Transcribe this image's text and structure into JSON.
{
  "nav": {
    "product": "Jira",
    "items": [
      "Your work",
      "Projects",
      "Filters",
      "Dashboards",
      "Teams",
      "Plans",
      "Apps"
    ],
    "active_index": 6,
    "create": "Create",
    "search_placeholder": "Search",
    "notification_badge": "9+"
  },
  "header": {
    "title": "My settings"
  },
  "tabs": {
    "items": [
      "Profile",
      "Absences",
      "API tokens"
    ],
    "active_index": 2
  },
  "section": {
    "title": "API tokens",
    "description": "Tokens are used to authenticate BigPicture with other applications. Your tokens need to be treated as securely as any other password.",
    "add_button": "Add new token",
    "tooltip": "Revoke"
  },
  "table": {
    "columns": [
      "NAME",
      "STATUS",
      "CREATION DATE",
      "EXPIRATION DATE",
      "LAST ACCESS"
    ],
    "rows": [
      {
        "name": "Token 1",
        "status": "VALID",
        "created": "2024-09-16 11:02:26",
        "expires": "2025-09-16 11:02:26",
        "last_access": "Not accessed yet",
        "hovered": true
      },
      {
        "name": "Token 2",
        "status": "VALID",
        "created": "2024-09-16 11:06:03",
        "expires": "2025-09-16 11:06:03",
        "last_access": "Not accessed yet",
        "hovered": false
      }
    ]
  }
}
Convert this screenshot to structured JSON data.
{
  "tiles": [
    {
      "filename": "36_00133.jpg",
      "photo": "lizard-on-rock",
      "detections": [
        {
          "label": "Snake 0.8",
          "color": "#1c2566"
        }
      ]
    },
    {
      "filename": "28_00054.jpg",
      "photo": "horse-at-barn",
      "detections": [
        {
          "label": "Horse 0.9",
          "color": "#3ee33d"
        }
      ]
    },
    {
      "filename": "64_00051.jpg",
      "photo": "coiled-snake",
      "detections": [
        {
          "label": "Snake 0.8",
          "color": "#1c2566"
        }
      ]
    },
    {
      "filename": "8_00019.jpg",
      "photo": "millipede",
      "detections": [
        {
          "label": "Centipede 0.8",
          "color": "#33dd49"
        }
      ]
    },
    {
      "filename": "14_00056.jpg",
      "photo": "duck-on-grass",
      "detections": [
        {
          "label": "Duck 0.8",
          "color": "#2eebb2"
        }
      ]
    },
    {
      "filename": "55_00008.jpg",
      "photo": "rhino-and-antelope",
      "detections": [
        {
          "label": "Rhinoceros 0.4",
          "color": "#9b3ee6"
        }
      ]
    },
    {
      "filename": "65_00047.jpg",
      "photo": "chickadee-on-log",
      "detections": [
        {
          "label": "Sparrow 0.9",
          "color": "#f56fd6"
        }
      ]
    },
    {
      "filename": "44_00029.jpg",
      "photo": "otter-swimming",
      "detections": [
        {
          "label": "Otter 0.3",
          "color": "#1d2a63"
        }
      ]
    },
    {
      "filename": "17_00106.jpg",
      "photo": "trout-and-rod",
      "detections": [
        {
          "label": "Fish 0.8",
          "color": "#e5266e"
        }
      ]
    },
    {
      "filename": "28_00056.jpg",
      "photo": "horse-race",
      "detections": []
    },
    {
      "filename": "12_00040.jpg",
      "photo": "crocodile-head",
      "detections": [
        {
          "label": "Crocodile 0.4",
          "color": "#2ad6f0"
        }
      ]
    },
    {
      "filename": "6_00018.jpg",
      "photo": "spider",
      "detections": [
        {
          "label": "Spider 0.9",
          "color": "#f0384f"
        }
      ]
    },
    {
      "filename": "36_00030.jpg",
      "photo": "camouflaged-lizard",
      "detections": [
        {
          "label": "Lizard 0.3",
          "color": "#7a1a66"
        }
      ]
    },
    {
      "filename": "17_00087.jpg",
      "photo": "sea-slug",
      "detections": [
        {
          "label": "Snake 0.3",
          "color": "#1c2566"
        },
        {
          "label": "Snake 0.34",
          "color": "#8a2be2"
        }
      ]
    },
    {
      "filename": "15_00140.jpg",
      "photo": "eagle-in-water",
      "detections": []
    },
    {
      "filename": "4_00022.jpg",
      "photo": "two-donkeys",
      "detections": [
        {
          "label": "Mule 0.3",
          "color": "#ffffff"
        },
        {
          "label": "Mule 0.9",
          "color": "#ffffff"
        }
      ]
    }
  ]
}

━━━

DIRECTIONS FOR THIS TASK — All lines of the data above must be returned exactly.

RESULT —
Transcribe this image's text and structure into JSON.
{
  "nav": {
    "product": "Jira",
    "items": [
      "Your work",
      "Projects",
      "Filters",
      "Dashboards",
      "Teams",
      "Plans",
      "Apps"
    ],
    "active_index": 6,
    "create": "Create",
    "search_placeholder": "Search",
    "notification_badge": "9+"
  },
  "header": {
    "title": "My settings"
  },
  "tabs": {
    "items": [
      "Profile",
      "Absences",
      "API tokens"
    ],
    "active_index": 2
  },
  "section": {
    "title": "API tokens",
    "description": "Tokens are used to authenticate BigPicture with other applications. Your tokens need to be treated as securely as any other password.",
    "add_button": "Add new token",
    "tooltip": "Revoke"
  },
  "table": {
    "columns": [
      "NAME",
      "STATUS",
      "CREATION DATE",
      "EXPIRATION DATE",
      "LAST ACCESS"
    ],
    "rows": [
      {
        "name": "Token 1",
        "status": "VALID",
        "created": "2024-09-16 11:02:26",
        "expires": "2025-09-16 11:02:26",
        "last_access": "Not accessed yet",
        "hovered": true
      },
      {
        "name": "Token 2",
        "status": "VALID",
        "created": "2024-09-16 11:06:03",
        "expires": "2025-09-16 11:06:03",
        "last_access": "Not accessed yet",
        "hovered": false
      }
    ]
  }
}
Convert this screenshot to structured JSON data.
{
  "tiles": [
    {
      "filename": "36_00133.jpg",
      "photo": "lizard-on-rock",
      "detections": [
        {
          "label": "Snake 0.8",
          "color": "#1c2566"
        }
      ]
    },
    {
      "filename": "28_00054.jpg",
      "photo": "horse-at-barn",
      "detections": [
        {
          "label": "Horse 0.9",
          "color": "#3ee33d"
        }
      ]
    },
    {
      "filename": "64_00051.jpg",
      "photo": "coiled-snake",
      "detections": [
        {
          "label": "Snake 0.8",
          "color": "#1c2566"
        }
      ]
    },
    {
      "filename": "8_00019.jpg",
      "photo": "millipede",
      "detections": [
        {
          "label": "Centipede 0.8",
          "color": "#33dd49"
        }
      ]
    },
    {
      "filename": "14_00056.jpg",
      "photo": "duck-on-grass",
      "detections": [
        {
          "label": "Duck 0.8",
          "color": "#2eebb2"
        }
      ]
    },
    {
      "filename": "55_00008.jpg",
      "photo": "rhino-and-antelope",
      "detections": [
        {
          "label": "Rhinoceros 0.4",
          "color": "#9b3ee6"
        }
      ]
    },
    {
      "filename": "65_00047.jpg",
      "photo": "chickadee-on-log",
      "detections": [
        {
          "label": "Sparrow 0.9",
          "color": "#f56fd6"
        }
      ]
    },
    {
      "filename": "44_00029.jpg",
      "photo": "otter-swimming",
      "detections": [
        {
          "label": "Otter 0.3",
          "color": "#1d2a63"
        }
      ]
    },
    {
      "filename": "17_00106.jpg",
      "photo": "trout-and-rod",
      "detections": [
        {
          "label": "Fish 0.8",
          "color": "#e5266e"
        }
      ]
    },
    {
      "filename": "28_00056.jpg",
      "photo": "horse-race",
      "detections": []
    },
    {
      "filename": "12_00040.jpg",
      "photo": "crocodile-head",
      "detections": [
        {
          "label": "Crocodile 0.4",
          "color": "#2ad6f0"
        }
      ]
    },
    {
      "filename": "6_00018.jpg",
      "photo": "spider",
      "detections": [
        {
          "label": "Spider 0.9",
          "color": "#f0384f"
        }
      ]
    },
    {
      "filename": "36_00030.jpg",
      "photo": "camouflaged-lizard",
      "detections": [
        {
          "label": "Lizard 0.3",
          "color": "#7a1a66"
        }
      ]
    },
    {
      "filename": "17_00087.jpg",
      "photo": "sea-slug",
      "detections": [
        {
          "label": "Snake 0.3",
          "color": "#1c2566"
        },
        {
          "label": "Snake 0.34",
          "color": "#8a2be2"
        }
      ]
    },
    {
      "filename": "15_00140.jpg",
      "photo": "eagle-in-water",
      "detections": []
    },
    {
      "filename": "4_00022.jpg",
      "photo": "two-donkeys",
      "detections": [
        {
          "label": "Mule 0.3",
          "color": "#ffffff"
        },
        {
          "label": "Mule 0.9",
          "color": "#ffffff"
        }
      ]
    }
  ]
}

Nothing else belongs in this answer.